The Marie Curie Initial Training Network SPOT-ITN will establish a multi-site network of early stage and experienced researchers at 9 partner institutions - including 3 from the private sector - in 4 European member countries and Israel to investigate fundamental and applied aspects of thermotolerance mechanisms contributing to the protection of pollen development at increased ambient temperatures. The envisioned joint research program is of broad commercial interest and will be an important contribution to the efforts undertaken world-wide to ensure future stability of food production in view of the prognosticated global climate change.
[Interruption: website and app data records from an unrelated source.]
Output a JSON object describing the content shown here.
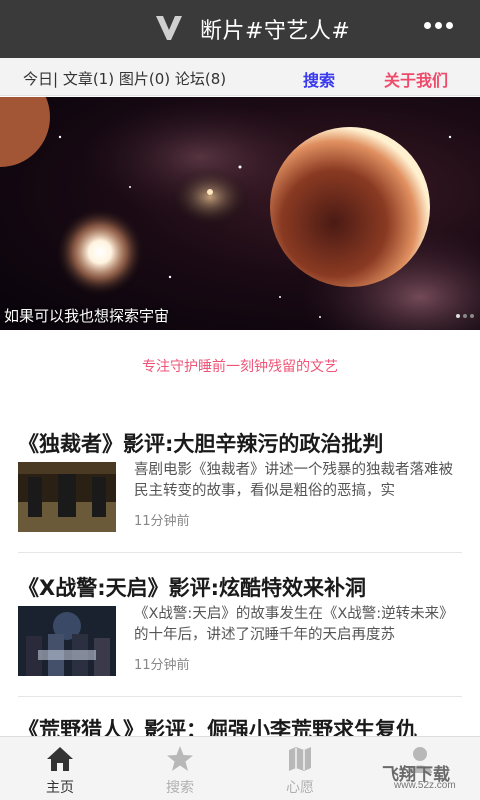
{
  "header": {
    "title": "断片#守艺人#"
  },
  "nav": {
    "left_text": "今日| 文章(1)  图片(0) 论坛(8)",
    "search_label": "搜索",
    "about_label": "关于我们"
  },
  "banner": {
    "caption": "如果可以我也想探索宇宙"
  },
  "tagline": "专注守护睡前一刻钟残留的文艺",
  "articles": [
    {
      "title": "《独裁者》影评:大胆辛辣污的政治批判",
      "desc": "喜剧电影《独裁者》讲述一个残暴的独裁者落难被民主转变的故事，看似是粗俗的恶搞，实",
      "time": "11分钟前"
    },
    {
      "title": "《X战警:天启》影评:炫酷特效来补洞",
      "desc": "《X战警:天启》的故事发生在《X战警:逆转未来》的十年后，讲述了沉睡千年的天启再度苏",
      "time": "11分钟前"
    },
    {
      "title": "《荒野猎人》影评：倔强小李荒野求生复仇"
    }
  ],
  "tabs": [
    {
      "label": "主页",
      "icon": "home-icon"
    },
    {
      "label": "搜索",
      "icon": "star-icon"
    },
    {
      "label": "心愿",
      "icon": "map-icon"
    },
    {
      "label": "",
      "icon": "person-icon"
    }
  ],
  "watermark": {
    "text": "飞翔下载",
    "url": "www.52z.com"
  },
  "colors": {
    "topbar": "#3a3a3a",
    "search": "#3a3af0",
    "about": "#f04a6a",
    "tagline": "#ee5577"
  }
}
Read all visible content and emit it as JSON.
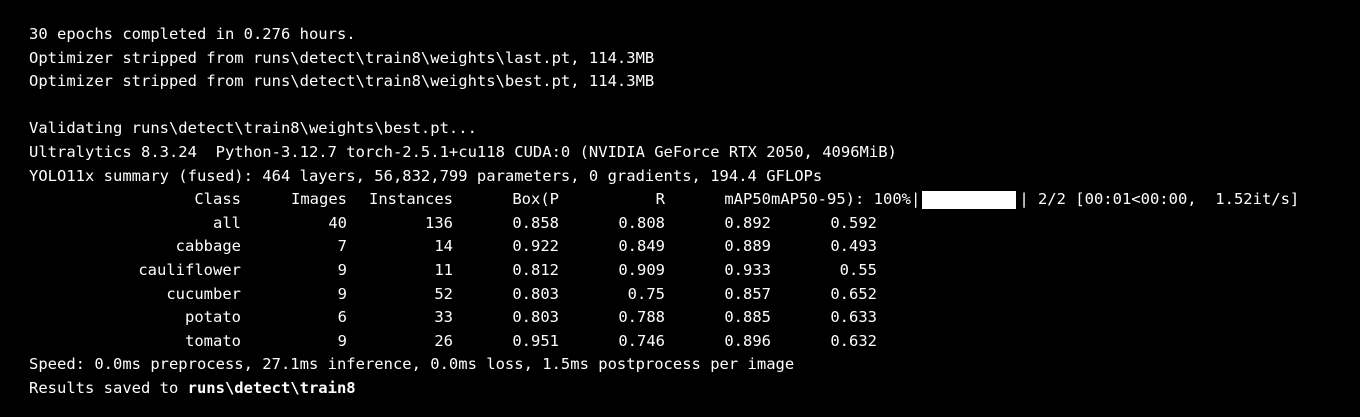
{
  "lines_top": [
    "30 epochs completed in 0.276 hours.",
    "Optimizer stripped from runs\\detect\\train8\\weights\\last.pt, 114.3MB",
    "Optimizer stripped from runs\\detect\\train8\\weights\\best.pt, 114.3MB"
  ],
  "validating": "Validating runs\\detect\\train8\\weights\\best.pt...",
  "env": "Ultralytics 8.3.24  Python-3.12.7 torch-2.5.1+cu118 CUDA:0 (NVIDIA GeForce RTX 2050, 4096MiB)",
  "summary": "YOLO11x summary (fused): 464 layers, 56,832,799 parameters, 0 gradients, 194.4 GFLOPs",
  "table": {
    "headers": {
      "class": "Class",
      "images": "Images",
      "instances": "Instances",
      "p": "Box(P",
      "r": "R",
      "map50": "mAP50",
      "map50_95_prefix": "mAP50-95): 100%|",
      "progress_suffix": "| 2/2 [00:01<00:00,  1.52it/s]"
    },
    "progress": 1.0,
    "rows": [
      {
        "class": "all",
        "images": "40",
        "instances": "136",
        "p": "0.858",
        "r": "0.808",
        "map50": "0.892",
        "map50_95": "0.592"
      },
      {
        "class": "cabbage",
        "images": "7",
        "instances": "14",
        "p": "0.922",
        "r": "0.849",
        "map50": "0.889",
        "map50_95": "0.493"
      },
      {
        "class": "cauliflower",
        "images": "9",
        "instances": "11",
        "p": "0.812",
        "r": "0.909",
        "map50": "0.933",
        "map50_95": "0.55"
      },
      {
        "class": "cucumber",
        "images": "9",
        "instances": "52",
        "p": "0.803",
        "r": "0.75",
        "map50": "0.857",
        "map50_95": "0.652"
      },
      {
        "class": "potato",
        "images": "6",
        "instances": "33",
        "p": "0.803",
        "r": "0.788",
        "map50": "0.885",
        "map50_95": "0.633"
      },
      {
        "class": "tomato",
        "images": "9",
        "instances": "26",
        "p": "0.951",
        "r": "0.746",
        "map50": "0.896",
        "map50_95": "0.632"
      }
    ]
  },
  "speed": "Speed: 0.0ms preprocess, 27.1ms inference, 0.0ms loss, 1.5ms postprocess per image",
  "results_prefix": "Results saved to ",
  "results_path": "runs\\detect\\train8",
  "colors": {
    "background": "#000000",
    "text": "#ffffff"
  }
}
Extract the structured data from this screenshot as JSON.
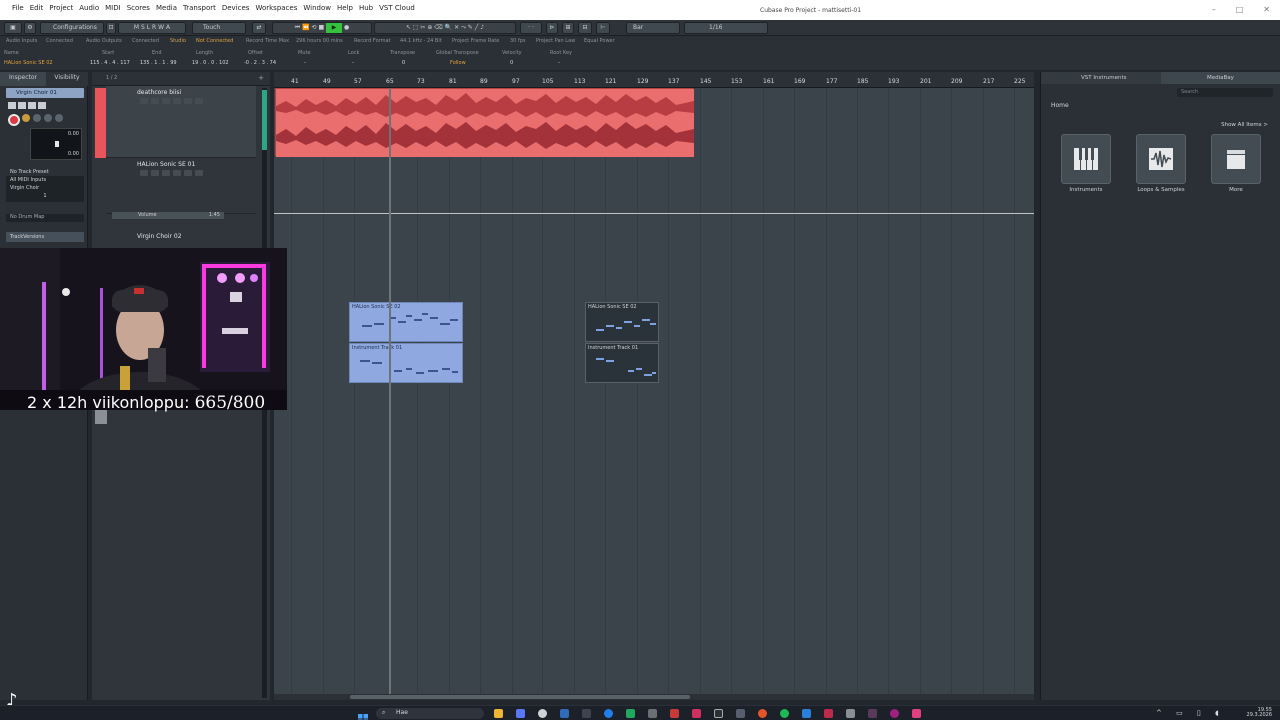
{
  "menu": [
    "File",
    "Edit",
    "Project",
    "Audio",
    "MIDI",
    "Scores",
    "Media",
    "Transport",
    "Devices",
    "Workspaces",
    "Window",
    "Help",
    "Hub",
    "VST Cloud"
  ],
  "app_title": "Cubase Pro Project - mattisetti-01",
  "toolbar": {
    "configurations": "Configurations",
    "touch_mode": "Touch",
    "snap_mode": "Bar",
    "quantize": "1/16",
    "msr": [
      "M",
      "S",
      "L",
      "R",
      "W",
      "A"
    ]
  },
  "status_line": {
    "audio_inputs": "Audio Inputs",
    "audio_inputs_val": "Connected",
    "audio_outputs": "Audio Outputs",
    "audio_outputs_val": "Connected",
    "studio": "Studio",
    "studio_val": "Not Connected",
    "record_time_max": "Record Time Max",
    "record_time_val": "296 hours 00 mins",
    "record_format": "Record Format",
    "record_format_val": "44.1 kHz - 24 Bit",
    "frame_rate": "Project Frame Rate",
    "frame_rate_val": "30 fps",
    "pan_law": "Project Pan Law",
    "pan_law_val": "Equal Power"
  },
  "info_line": {
    "labels": [
      "Name",
      "Start",
      "End",
      "Length",
      "Offset",
      "Mute",
      "Lock",
      "Transpose",
      "Global Transpose",
      "Velocity",
      "Root Key"
    ],
    "name": "HALion Sonic SE 02",
    "start": "115 . 4 . 4 . 117",
    "end": "135 . 1 . 1 . 99",
    "length": "19 . 0 . 0 . 102",
    "offset": "-0 . 2 . 3 . 74",
    "mute": "-",
    "lock": "-",
    "transpose": "0",
    "global_transpose": "Follow",
    "velocity": "0",
    "root_key": "-"
  },
  "inspector": {
    "tabs": [
      "Inspector",
      "Visibility"
    ],
    "track_name": "Virgin Choir 01",
    "fader_top": "0.00",
    "fader_bottom": "0.00",
    "routing": [
      "No Track Preset",
      "All MIDI Inputs",
      "Virgin Choir"
    ],
    "channel": "1",
    "drum_map": "No Drum Map",
    "track_versions": "TrackVersions"
  },
  "tracklist": {
    "counter": "1 / 2",
    "tracks": [
      {
        "name": "deathcore biisi"
      },
      {
        "name": "HALion Sonic SE 01"
      },
      {
        "name": "Virgin Choir 02"
      }
    ],
    "volume_label": "Volume",
    "volume_value": "1.45"
  },
  "ruler": [
    "41",
    "49",
    "57",
    "65",
    "73",
    "81",
    "89",
    "97",
    "105",
    "113",
    "121",
    "129",
    "137",
    "145",
    "153",
    "161",
    "169",
    "177",
    "185",
    "193",
    "201",
    "209",
    "217",
    "225"
  ],
  "events": {
    "midi1_top": "HALion Sonic SE 02",
    "midi1_bottom": "Instrument Track 01",
    "midi2_top": "HALion Sonic SE 02",
    "midi2_bottom": "Instrument Track 01"
  },
  "right_zone": {
    "tabs": [
      "VST Instruments",
      "MediaBay"
    ],
    "search_placeholder": "Search",
    "home": "Home",
    "show_all": "Show All Items >",
    "cards": [
      "Instruments",
      "Loops & Samples",
      "More"
    ]
  },
  "overlay": {
    "text": "2 x 12h viikonloppu:",
    "counter": "665/800"
  },
  "taskbar": {
    "search": "Hae",
    "time": "19.55",
    "date": "29.3.2026"
  }
}
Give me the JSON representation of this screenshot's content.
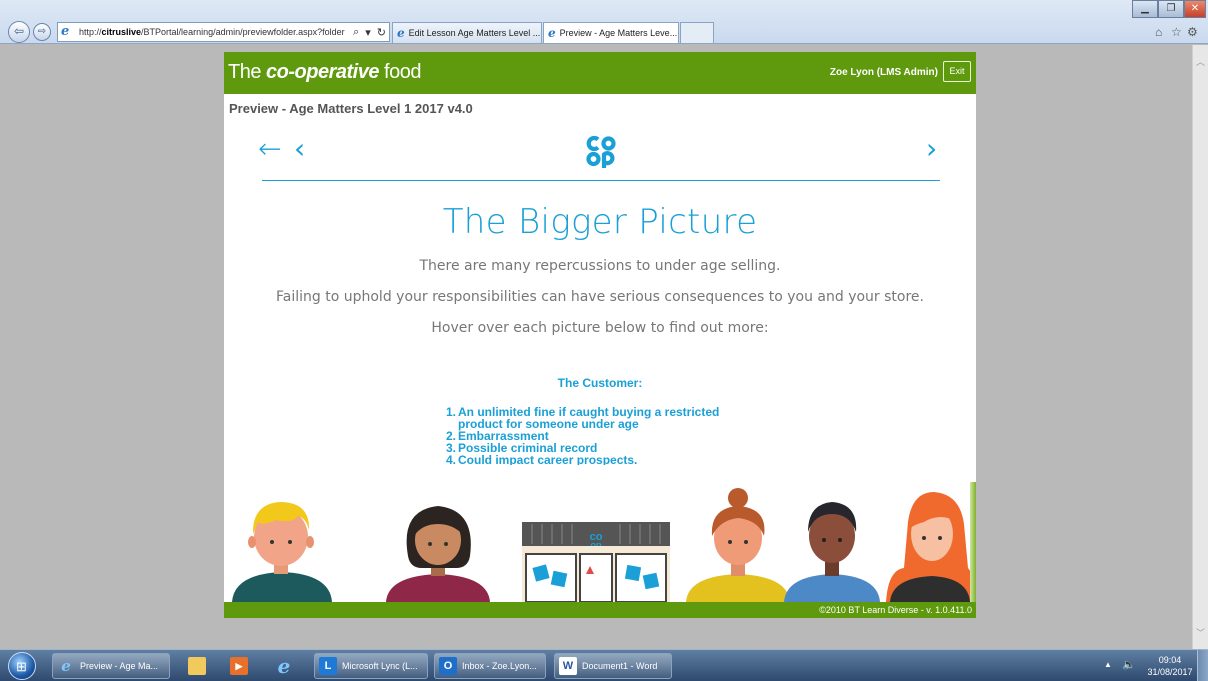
{
  "browser": {
    "url_prefix": "http://",
    "url_host": "citruslive",
    "url_path": "/BTPortal/learning/admin/previewfolder.aspx?folder",
    "tabs": [
      {
        "label": "Edit Lesson Age Matters Level ..."
      },
      {
        "label": "Preview - Age Matters Leve...",
        "close": "×"
      }
    ],
    "icons": [
      "back-arrow-icon",
      "forward-arrow-icon",
      "ie-icon",
      "search-icon",
      "refresh-icon",
      "home-icon",
      "favorites-star-icon",
      "gear-icon"
    ]
  },
  "header": {
    "brand_prefix": "The ",
    "brand_bold": "co-operative",
    "brand_suffix": " food",
    "user": "Zoe Lyon (LMS Admin)",
    "exit_label": "Exit",
    "color": "#5f9a0e"
  },
  "preview_title": "Preview - Age Matters Level 1 2017 v4.0",
  "slide": {
    "nav_back": "←",
    "nav_prev": "‹",
    "nav_next": "›",
    "logo_text": "co op",
    "title": "The Bigger Picture",
    "line1": "There are many repercussions to under age selling.",
    "line2": "Failing to uphold your responsibilities can have serious consequences to you and your store.",
    "line3": "Hover over each picture below to find out more:",
    "customer": {
      "heading": "The Customer:",
      "items": [
        {
          "num": "1.",
          "text": "An unlimited fine if caught buying a restricted product for someone under age"
        },
        {
          "num": "2.",
          "text": "Embarrassment"
        },
        {
          "num": "3.",
          "text": "Possible criminal record"
        },
        {
          "num": "4.",
          "text": "Could impact career prospects."
        }
      ]
    },
    "accent": "#1aa0d7"
  },
  "footer": {
    "text": "©2010 BT Learn Diverse - v. 1.0.411.0"
  },
  "taskbar": {
    "items": [
      {
        "label": "Preview - Age Ma..."
      },
      {
        "label": "Microsoft Lync (L..."
      },
      {
        "label": "Inbox - Zoe.Lyon..."
      },
      {
        "label": "Document1 - Word"
      }
    ],
    "time": "09:04",
    "date": "31/08/2017"
  }
}
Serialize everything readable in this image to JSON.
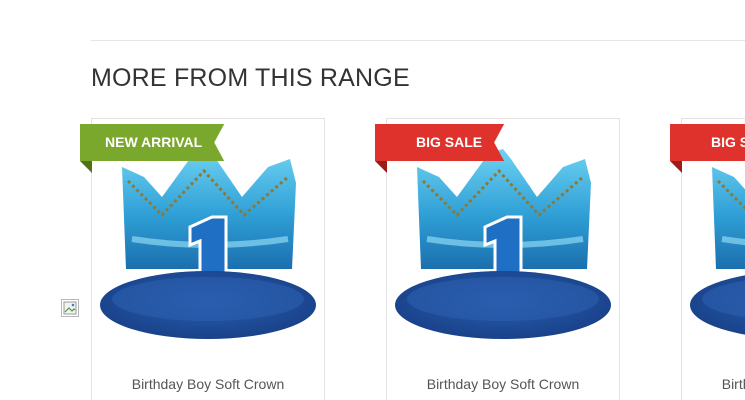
{
  "section": {
    "title": "MORE FROM THIS RANGE"
  },
  "products": [
    {
      "name": "Birthday Boy Soft Crown",
      "badge": "NEW ARRIVAL",
      "badge_color": "#79a82c"
    },
    {
      "name": "Birthday Boy Soft Crown",
      "badge": "BIG SALE",
      "badge_color": "#e0322d"
    },
    {
      "name": "Birthday Boy Soft Crown",
      "badge": "BIG SALE",
      "badge_color": "#e0322d"
    }
  ],
  "icons": {
    "broken_image": "broken-image-icon"
  }
}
Although the initial focus will be on tomato as an important agricultural crop, the results are expected to become applicable to other cultivated plants in the long run.
Based on individual research projects of the young researchers, the main focus of the network will be to perform common, multidisciplinary experiments on a broad variety of heat-sensitive and heat-tolerant tomato genotypes and mutant lines at the molecular, cellular and organismic level with two major objectives: i) to describe the molecular basis of the striking sensitivity of pollen development at higher temperatures and regulation of pollen-specific heat stress response and thermotolerance mechanisms; and ii) to develop BIOMARKERS of POLLEN THERMOTOLERANCE usable in future screening programs to improve breeding of new heat-tolerant cultivars.
Besides training of specific research tasks, the multi-disciplinary research program includes advanced methods and high-throughput technologies in plant genetics, molecular and cell biology, physiology, and bioinformatics. In addition, a multitude of opportunities are provided for training complementary skills to broaden the knowledge of the young researchers for developing their future career with comprehensive possibilities in a wide field of research areas in Life Sciences in both, the public and the private sector.